* PROBLEM REQUIREMENTS: Scan the entries below. Return every line that includes "JSON".

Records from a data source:
——
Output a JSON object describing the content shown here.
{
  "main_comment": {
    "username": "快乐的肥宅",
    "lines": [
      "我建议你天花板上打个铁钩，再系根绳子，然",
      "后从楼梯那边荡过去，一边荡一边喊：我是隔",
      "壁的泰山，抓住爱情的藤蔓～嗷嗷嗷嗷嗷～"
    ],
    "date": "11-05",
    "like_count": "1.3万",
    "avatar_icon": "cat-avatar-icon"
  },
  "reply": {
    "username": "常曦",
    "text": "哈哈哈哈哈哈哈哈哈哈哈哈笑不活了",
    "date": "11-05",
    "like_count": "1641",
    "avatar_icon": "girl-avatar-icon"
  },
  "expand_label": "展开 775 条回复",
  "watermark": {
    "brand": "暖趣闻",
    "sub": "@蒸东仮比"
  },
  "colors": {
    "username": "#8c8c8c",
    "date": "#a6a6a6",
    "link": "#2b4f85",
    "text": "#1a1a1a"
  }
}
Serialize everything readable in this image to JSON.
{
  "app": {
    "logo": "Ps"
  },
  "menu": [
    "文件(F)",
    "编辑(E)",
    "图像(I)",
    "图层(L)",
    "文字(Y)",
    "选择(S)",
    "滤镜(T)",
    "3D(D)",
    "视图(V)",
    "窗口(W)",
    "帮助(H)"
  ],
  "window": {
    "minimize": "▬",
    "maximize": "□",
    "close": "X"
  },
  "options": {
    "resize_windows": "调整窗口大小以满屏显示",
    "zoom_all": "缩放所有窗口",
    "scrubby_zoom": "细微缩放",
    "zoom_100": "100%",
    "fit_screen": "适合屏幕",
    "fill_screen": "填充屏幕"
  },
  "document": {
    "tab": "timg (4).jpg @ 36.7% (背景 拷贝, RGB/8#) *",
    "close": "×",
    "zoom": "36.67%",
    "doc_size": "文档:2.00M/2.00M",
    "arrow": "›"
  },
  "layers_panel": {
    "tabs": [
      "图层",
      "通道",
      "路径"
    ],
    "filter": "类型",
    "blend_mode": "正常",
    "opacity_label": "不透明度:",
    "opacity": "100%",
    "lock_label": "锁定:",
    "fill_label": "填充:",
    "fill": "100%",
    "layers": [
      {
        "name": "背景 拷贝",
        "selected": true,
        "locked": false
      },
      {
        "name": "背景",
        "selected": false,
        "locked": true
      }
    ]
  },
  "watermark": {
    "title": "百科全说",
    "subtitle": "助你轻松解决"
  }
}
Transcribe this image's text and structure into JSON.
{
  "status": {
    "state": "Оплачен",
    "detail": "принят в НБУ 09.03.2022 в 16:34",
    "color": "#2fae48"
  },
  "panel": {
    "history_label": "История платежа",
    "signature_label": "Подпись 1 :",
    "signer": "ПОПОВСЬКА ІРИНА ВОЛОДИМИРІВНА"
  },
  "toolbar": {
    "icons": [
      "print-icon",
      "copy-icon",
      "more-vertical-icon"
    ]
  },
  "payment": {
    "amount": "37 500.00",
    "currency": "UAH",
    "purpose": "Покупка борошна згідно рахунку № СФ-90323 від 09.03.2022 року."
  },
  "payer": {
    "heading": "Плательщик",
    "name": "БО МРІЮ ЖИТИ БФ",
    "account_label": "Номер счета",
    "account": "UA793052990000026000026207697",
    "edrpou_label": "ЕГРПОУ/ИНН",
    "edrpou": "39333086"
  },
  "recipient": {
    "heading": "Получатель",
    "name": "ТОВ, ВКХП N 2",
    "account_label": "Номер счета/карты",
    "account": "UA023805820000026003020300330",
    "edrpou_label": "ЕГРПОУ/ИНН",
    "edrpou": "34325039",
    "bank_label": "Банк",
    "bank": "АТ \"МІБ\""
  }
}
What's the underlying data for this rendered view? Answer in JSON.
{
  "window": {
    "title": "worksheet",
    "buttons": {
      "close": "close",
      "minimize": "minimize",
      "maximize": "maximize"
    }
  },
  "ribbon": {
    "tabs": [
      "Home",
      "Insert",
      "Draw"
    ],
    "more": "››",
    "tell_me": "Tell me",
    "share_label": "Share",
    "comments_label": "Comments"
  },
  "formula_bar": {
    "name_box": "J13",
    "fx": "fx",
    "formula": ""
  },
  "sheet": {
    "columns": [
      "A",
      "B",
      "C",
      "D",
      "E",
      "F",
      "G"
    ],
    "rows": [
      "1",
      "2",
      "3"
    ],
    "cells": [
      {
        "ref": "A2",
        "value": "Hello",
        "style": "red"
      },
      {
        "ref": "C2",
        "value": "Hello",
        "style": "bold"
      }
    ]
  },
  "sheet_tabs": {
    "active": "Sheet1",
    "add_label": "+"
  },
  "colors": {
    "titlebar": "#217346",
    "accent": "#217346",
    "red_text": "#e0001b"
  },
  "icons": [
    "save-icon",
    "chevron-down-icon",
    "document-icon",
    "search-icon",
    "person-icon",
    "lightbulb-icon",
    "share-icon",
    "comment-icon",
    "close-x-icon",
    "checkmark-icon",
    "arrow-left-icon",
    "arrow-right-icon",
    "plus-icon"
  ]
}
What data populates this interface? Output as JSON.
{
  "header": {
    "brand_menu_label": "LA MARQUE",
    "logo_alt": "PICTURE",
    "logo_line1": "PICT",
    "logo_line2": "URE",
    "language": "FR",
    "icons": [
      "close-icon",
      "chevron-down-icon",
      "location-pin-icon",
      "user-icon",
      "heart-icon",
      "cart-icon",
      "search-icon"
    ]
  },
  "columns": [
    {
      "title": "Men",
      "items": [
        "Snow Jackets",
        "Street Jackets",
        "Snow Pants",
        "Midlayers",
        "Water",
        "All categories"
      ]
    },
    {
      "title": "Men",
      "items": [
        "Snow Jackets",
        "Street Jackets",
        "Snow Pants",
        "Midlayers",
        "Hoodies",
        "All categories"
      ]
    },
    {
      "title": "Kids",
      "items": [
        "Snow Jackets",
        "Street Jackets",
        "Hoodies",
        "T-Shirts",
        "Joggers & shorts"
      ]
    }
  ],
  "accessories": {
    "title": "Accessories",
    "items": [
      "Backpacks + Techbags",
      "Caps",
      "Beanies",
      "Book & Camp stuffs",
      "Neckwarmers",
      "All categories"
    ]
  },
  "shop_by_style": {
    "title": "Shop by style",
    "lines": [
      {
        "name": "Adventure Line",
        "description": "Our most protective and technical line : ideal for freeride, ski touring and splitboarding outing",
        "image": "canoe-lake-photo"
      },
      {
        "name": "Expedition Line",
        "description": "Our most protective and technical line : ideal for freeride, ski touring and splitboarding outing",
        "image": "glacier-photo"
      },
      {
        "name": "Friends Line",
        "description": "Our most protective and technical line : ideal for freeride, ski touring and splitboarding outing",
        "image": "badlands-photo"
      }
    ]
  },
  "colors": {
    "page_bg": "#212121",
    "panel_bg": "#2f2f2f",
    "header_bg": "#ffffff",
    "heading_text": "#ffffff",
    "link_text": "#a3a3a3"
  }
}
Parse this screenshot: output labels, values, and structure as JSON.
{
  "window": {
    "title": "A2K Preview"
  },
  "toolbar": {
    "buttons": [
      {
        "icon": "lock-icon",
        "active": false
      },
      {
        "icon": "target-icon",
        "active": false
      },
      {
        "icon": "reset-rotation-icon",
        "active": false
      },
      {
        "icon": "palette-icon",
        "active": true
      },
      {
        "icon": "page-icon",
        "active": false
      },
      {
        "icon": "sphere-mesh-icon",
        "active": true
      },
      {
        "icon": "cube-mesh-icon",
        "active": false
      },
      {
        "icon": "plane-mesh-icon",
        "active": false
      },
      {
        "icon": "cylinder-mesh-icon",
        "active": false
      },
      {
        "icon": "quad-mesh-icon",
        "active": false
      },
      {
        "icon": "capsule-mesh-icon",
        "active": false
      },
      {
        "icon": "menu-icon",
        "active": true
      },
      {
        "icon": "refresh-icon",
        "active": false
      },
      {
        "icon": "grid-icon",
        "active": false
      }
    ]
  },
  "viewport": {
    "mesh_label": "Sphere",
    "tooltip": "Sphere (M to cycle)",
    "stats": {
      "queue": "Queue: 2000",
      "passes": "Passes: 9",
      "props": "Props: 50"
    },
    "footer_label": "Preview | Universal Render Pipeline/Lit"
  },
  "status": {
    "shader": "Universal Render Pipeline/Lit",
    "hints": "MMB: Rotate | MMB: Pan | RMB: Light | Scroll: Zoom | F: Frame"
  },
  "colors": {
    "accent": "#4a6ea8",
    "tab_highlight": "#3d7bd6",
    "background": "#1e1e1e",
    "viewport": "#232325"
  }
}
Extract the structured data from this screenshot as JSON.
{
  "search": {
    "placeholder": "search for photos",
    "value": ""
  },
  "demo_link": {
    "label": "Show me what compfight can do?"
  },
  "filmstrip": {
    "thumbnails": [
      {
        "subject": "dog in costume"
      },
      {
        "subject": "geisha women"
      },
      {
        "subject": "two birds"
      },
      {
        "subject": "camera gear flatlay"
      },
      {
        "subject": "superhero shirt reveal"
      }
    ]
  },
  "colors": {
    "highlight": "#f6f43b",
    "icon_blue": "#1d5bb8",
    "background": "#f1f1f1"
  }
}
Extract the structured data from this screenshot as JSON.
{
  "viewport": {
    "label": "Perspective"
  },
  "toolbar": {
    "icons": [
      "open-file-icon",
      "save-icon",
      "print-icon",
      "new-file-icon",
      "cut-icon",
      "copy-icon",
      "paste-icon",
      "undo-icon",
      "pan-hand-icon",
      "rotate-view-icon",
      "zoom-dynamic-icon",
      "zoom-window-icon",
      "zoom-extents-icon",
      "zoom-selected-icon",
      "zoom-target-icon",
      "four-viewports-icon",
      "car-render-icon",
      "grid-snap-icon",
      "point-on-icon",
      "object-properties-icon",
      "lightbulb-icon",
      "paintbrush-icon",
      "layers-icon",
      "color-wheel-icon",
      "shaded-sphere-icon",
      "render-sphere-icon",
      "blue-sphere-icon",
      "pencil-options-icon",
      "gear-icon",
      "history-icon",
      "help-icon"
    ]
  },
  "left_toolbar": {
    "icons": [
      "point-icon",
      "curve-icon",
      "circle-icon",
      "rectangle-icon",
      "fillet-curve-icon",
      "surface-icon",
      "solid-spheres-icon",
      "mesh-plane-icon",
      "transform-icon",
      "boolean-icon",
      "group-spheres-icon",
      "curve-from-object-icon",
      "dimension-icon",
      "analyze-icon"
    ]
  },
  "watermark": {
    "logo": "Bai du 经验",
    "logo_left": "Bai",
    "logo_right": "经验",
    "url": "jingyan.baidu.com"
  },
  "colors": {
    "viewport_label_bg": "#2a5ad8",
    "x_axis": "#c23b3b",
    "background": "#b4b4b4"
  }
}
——
* EXERCISE RESULT:
Output a JSON object describing the content shown here.
Serialize everything readable in this image to JSON.
Transcribe this image's text and structure into JSON.
What's the underlying data for this rendered view? Answer in JSON.
What data populates this interface? Output as JSON.
Parse this screenshot: output labels, values, and structure as JSON.
Extract the structured data from this screenshot as JSON.
Extract the structured data from this screenshot as JSON.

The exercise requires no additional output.